EXERCISE PROMPT:
Quote each record exactly, please, leaving none out.

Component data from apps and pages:
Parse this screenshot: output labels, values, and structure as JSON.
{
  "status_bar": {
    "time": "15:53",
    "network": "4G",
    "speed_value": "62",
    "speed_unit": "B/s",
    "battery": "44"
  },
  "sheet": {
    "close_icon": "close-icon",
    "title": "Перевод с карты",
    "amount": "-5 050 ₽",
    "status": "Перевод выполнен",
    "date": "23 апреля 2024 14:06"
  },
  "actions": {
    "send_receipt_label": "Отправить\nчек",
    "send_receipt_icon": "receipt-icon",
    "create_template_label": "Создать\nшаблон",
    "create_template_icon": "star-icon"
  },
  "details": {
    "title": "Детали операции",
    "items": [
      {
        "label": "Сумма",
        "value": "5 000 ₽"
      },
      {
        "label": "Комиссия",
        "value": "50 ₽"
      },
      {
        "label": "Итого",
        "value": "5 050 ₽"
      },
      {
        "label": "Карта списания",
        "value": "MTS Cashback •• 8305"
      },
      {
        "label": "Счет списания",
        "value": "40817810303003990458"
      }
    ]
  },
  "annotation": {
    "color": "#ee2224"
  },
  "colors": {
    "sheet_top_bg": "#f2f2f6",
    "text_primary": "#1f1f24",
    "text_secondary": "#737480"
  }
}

EXERCISE ANSWER:
Parse this screenshot: output labels, values, and structure as JSON.
{
  "status_bar": {
    "time": "15:53",
    "network": "4G",
    "speed_value": "62",
    "speed_unit": "B/s",
    "battery": "44"
  },
  "sheet": {
    "close_icon": "close-icon",
    "title": "Перевод с карты",
    "amount": "-5 050 ₽",
    "status": "Перевод выполнен",
    "date": "23 апреля 2024 14:06"
  },
  "actions": {
    "send_receipt_label": "Отправить\nчек",
    "send_receipt_icon": "receipt-icon",
    "create_template_label": "Создать\nшаблон",
    "create_template_icon": "star-icon"
  },
  "details": {
    "title": "Детали операции",
    "items": [
      {
        "label": "Сумма",
        "value": "5 000 ₽"
      },
      {
        "label": "Комиссия",
        "value": "50 ₽"
      },
      {
        "label": "Итого",
        "value": "5 050 ₽"
      },
      {
        "label": "Карта списания",
        "value": "MTS Cashback •• 8305"
      },
      {
        "label": "Счет списания",
        "value": "40817810303003990458"
      }
    ]
  },
  "annotation": {
    "color": "#ee2224"
  },
  "colors": {
    "sheet_top_bg": "#f2f2f6",
    "text_primary": "#1f1f24",
    "text_secondary": "#737480"
  }
}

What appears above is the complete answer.